▶ _Exercise brief_
Look through the entries. Copy each line that has the word "number".

Dataset entries:
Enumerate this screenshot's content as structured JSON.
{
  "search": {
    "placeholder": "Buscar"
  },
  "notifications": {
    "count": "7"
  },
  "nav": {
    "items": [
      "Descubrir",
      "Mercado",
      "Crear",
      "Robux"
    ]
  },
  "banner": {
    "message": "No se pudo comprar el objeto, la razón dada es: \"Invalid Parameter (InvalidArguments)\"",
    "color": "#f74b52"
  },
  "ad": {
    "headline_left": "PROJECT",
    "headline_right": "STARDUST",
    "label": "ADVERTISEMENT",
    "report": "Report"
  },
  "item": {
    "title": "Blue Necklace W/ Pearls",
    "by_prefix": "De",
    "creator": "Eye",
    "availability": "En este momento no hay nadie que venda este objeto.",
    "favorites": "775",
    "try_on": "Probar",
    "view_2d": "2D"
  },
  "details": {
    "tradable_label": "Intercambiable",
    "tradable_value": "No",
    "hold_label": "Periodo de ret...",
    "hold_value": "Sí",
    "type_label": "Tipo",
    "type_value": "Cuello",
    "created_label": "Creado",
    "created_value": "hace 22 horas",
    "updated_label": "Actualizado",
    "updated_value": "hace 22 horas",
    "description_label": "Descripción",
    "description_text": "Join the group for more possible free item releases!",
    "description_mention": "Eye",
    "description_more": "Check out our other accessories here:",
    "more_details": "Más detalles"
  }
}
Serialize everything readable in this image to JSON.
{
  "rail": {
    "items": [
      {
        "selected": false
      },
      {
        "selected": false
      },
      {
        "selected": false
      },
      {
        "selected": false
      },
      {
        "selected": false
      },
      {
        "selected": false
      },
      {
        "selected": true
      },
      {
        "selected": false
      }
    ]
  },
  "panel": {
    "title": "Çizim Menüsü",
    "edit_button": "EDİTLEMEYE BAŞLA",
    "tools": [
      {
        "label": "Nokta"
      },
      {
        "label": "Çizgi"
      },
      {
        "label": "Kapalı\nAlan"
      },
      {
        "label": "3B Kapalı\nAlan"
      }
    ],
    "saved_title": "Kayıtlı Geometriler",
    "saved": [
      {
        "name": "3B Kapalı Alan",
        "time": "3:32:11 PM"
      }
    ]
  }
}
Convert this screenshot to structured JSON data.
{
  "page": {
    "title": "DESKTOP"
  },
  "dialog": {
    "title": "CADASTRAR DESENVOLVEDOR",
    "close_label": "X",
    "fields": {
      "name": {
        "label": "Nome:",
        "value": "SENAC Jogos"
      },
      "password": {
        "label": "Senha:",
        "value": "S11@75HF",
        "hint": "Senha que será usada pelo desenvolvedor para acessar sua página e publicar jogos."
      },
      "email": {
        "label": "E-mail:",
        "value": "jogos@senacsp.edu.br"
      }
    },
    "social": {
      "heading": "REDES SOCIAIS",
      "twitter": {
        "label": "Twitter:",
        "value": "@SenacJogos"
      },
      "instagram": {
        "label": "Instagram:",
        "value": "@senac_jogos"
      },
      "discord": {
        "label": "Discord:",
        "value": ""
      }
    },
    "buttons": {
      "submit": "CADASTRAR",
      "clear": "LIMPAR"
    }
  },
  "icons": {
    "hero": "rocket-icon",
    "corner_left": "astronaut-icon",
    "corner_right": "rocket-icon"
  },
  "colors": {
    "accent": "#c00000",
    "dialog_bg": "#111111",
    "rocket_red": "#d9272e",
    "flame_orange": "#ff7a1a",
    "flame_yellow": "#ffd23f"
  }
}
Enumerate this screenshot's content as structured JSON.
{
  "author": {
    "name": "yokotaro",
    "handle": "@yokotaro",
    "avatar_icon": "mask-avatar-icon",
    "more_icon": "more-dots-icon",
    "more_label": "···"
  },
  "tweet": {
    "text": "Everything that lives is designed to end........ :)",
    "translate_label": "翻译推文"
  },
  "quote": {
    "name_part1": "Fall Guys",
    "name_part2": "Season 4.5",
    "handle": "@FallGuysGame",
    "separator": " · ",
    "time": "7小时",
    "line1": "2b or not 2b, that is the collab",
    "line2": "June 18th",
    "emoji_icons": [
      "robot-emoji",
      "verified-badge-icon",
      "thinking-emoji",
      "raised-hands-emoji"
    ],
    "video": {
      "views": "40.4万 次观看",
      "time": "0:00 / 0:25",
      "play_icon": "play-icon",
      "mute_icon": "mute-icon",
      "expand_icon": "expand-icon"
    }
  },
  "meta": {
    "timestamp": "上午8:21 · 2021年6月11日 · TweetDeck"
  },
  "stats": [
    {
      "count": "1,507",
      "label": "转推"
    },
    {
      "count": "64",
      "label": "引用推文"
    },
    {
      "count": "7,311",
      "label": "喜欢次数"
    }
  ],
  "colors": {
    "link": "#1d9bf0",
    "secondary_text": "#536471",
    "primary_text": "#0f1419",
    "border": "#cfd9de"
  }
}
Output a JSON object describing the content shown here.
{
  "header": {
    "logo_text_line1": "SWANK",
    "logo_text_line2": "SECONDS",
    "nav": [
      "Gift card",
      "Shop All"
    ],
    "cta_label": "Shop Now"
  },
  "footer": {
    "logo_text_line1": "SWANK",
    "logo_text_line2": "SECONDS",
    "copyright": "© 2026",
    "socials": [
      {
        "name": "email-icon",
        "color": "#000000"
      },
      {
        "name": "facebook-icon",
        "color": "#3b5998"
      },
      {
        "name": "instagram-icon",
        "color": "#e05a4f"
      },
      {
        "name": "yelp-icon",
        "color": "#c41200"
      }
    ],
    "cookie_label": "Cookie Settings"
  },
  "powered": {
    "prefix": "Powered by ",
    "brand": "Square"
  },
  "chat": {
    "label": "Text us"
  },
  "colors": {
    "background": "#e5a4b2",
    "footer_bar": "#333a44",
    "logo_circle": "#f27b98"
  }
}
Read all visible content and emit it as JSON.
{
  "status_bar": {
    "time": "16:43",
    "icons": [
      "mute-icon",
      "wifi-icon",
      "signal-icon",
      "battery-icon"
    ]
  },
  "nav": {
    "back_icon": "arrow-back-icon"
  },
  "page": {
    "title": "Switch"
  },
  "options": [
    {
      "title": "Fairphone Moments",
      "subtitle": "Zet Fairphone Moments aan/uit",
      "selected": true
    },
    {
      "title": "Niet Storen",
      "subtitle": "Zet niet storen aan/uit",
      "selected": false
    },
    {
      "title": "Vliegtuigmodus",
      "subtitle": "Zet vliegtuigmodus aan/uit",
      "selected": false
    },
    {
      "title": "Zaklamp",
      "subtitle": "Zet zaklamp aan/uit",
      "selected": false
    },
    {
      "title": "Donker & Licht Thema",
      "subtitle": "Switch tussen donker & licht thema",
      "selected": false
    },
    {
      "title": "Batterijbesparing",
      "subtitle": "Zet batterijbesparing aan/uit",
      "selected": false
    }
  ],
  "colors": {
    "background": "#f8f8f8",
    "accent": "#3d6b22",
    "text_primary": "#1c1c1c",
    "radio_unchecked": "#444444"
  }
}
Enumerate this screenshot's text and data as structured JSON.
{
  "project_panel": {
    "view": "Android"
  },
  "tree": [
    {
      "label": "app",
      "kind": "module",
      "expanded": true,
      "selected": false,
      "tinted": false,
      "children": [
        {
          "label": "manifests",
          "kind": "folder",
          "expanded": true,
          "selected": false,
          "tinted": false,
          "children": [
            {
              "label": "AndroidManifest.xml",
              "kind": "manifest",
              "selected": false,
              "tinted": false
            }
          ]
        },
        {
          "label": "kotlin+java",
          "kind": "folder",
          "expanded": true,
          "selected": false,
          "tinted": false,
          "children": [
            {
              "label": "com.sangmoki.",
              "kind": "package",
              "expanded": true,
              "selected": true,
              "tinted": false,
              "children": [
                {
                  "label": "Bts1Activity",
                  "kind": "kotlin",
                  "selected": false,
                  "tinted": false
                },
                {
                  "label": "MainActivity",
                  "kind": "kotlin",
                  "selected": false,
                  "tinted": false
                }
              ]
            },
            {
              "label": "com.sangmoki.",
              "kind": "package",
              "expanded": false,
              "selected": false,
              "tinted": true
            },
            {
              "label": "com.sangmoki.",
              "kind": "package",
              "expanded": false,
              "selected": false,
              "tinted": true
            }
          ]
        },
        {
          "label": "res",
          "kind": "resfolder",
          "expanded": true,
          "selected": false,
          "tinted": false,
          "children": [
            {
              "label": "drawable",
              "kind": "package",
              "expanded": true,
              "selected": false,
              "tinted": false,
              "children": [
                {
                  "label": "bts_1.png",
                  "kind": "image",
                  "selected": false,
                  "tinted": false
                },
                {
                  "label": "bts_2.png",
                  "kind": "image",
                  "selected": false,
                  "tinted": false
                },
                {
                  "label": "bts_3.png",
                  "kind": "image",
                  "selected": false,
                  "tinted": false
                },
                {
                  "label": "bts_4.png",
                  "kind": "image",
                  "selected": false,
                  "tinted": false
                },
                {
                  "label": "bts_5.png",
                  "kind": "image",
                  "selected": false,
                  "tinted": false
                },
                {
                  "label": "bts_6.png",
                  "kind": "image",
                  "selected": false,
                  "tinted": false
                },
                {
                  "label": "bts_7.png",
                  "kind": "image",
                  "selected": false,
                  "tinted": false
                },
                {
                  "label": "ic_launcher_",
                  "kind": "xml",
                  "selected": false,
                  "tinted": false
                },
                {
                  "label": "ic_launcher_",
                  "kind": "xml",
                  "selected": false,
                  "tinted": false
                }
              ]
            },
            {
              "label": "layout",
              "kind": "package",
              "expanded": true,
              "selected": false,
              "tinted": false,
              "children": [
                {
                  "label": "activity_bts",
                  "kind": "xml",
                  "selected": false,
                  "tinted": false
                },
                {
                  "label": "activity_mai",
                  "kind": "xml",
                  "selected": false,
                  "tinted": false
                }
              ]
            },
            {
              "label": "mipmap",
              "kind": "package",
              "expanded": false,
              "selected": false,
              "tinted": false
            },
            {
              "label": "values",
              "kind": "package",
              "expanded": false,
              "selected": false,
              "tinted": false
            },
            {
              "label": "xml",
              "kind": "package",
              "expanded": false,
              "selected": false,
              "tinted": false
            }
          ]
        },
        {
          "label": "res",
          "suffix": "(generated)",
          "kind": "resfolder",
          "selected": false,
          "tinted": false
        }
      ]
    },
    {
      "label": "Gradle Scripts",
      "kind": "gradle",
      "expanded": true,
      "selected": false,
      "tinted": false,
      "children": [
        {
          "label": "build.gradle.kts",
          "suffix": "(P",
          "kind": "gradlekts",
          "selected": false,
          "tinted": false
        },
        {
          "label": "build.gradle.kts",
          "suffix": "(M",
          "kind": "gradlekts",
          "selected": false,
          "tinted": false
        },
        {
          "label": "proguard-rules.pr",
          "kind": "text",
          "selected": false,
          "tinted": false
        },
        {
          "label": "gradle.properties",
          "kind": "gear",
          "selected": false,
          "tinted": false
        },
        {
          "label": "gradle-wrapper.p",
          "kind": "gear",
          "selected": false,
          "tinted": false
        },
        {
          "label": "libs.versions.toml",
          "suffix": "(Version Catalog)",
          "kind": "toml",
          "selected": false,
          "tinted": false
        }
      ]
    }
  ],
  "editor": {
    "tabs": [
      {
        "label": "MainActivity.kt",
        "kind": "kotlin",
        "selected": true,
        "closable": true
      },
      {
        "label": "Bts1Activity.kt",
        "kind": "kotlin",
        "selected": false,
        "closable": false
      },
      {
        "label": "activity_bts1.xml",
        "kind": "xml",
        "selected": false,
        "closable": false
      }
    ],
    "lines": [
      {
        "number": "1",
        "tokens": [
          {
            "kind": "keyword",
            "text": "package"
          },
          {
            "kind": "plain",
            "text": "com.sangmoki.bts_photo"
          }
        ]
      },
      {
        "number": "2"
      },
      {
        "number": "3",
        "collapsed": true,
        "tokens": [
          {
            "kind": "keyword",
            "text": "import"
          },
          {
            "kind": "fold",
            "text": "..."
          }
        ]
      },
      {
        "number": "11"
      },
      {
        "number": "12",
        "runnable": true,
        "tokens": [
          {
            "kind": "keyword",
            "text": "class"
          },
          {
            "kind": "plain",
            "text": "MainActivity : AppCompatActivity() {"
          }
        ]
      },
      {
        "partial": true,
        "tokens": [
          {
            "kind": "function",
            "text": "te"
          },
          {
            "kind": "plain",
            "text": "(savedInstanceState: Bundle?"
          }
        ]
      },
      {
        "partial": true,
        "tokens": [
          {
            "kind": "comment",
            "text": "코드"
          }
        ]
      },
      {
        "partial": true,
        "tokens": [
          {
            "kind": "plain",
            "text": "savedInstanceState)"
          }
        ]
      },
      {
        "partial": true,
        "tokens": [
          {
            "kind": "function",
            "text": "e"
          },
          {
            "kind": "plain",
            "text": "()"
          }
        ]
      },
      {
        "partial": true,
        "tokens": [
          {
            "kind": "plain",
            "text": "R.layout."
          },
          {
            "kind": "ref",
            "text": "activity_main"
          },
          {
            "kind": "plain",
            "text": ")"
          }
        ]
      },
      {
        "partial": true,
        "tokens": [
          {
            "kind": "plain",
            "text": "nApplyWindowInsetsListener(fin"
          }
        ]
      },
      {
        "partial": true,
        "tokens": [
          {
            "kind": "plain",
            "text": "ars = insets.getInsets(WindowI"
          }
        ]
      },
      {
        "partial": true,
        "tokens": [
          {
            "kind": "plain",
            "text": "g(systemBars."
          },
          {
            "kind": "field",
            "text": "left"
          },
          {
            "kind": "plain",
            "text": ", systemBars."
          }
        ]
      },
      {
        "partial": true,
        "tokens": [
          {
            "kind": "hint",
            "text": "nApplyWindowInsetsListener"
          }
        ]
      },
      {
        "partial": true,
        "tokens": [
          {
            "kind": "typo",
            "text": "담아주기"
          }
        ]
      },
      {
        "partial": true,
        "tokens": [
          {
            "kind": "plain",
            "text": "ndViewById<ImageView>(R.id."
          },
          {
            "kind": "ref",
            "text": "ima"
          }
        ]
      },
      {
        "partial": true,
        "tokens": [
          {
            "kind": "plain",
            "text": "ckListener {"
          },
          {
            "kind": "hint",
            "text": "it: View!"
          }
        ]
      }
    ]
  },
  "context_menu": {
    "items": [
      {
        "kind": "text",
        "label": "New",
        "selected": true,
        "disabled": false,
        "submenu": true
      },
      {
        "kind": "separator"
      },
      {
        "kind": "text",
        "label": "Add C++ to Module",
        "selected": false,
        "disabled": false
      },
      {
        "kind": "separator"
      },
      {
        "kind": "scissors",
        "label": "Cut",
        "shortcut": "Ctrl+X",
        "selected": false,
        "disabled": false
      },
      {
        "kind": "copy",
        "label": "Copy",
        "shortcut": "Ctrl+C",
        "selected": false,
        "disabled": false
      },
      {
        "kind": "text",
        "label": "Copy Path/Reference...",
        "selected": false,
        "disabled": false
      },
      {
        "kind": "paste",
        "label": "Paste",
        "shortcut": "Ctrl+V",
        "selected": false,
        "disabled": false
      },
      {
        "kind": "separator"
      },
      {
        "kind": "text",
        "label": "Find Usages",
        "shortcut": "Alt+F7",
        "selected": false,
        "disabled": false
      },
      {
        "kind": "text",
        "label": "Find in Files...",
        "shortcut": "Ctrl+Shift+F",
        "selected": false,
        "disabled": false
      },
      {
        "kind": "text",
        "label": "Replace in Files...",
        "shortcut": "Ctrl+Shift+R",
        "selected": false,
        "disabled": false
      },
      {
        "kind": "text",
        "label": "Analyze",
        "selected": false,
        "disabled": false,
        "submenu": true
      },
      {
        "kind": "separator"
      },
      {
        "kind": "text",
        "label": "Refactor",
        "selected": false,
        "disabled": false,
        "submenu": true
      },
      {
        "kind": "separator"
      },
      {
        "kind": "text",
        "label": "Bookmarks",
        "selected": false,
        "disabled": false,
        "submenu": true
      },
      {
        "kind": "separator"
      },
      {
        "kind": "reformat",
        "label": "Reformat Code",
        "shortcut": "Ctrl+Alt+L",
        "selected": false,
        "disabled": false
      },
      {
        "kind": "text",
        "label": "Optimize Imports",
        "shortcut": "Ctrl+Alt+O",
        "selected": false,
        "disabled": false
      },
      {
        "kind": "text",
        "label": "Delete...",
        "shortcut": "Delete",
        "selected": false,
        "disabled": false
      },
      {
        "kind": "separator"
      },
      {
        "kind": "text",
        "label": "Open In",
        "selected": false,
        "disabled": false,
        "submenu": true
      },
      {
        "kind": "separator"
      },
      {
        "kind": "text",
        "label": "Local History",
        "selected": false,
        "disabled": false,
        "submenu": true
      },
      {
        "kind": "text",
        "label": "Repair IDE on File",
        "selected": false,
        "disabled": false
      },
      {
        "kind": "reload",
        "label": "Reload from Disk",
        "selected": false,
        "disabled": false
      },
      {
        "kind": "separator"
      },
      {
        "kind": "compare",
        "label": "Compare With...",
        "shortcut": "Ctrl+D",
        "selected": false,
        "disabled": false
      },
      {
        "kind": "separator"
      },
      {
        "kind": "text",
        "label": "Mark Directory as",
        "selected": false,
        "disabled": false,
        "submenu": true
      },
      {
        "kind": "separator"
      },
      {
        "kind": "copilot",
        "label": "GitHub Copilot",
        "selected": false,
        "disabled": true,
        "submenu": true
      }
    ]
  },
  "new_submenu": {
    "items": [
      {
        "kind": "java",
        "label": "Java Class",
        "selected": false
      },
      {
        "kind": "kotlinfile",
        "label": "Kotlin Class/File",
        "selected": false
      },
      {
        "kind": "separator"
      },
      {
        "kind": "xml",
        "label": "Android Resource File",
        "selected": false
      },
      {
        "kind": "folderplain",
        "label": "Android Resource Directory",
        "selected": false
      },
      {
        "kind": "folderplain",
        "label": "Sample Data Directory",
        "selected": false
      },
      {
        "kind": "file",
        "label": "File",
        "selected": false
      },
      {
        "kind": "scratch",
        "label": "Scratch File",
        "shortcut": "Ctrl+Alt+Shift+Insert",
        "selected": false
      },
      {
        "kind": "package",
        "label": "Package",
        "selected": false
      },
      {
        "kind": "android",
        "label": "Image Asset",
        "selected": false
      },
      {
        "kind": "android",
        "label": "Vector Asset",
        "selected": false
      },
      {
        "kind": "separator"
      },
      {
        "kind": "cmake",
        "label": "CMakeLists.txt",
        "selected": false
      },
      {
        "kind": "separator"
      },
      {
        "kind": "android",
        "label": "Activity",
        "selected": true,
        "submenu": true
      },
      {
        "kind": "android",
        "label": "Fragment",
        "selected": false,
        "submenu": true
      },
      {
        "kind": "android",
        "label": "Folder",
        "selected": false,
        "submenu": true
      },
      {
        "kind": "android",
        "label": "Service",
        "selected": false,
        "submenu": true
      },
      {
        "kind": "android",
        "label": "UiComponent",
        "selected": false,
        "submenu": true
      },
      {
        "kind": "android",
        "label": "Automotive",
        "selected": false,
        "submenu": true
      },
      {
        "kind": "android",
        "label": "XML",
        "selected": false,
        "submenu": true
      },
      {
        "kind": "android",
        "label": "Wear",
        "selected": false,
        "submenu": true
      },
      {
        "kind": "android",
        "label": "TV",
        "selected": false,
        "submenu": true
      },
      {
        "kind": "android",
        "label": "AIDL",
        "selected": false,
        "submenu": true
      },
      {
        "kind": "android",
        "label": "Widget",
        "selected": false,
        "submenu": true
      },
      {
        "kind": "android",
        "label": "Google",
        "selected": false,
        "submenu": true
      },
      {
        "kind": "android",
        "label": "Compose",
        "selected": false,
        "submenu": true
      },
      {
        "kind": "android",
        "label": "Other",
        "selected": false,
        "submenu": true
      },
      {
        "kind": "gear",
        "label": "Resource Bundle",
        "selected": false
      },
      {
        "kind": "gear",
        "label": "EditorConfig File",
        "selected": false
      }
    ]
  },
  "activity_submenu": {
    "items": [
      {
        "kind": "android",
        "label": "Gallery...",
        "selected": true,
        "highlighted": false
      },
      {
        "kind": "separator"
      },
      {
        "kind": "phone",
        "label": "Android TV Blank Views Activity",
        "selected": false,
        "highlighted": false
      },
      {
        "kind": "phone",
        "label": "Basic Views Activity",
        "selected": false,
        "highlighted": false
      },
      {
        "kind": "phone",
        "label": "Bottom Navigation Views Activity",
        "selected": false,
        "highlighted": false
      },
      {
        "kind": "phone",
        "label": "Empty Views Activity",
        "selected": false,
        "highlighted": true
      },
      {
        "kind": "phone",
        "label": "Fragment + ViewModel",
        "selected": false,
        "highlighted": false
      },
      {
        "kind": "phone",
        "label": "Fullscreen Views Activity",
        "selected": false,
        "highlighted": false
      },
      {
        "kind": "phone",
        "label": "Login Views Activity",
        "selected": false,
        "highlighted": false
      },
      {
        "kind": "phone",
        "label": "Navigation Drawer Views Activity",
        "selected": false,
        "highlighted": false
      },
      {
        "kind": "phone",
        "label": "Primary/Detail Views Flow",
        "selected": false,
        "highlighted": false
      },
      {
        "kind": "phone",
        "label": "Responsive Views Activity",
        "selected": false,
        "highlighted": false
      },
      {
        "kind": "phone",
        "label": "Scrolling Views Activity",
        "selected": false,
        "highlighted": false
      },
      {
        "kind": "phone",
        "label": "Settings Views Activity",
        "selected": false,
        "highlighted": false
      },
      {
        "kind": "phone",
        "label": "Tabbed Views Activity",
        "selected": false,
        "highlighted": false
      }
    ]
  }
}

▶ _Your response_
        "number": "1",
        "number": "2"
        "number": "3",
        "number": "11"
        "number": "12",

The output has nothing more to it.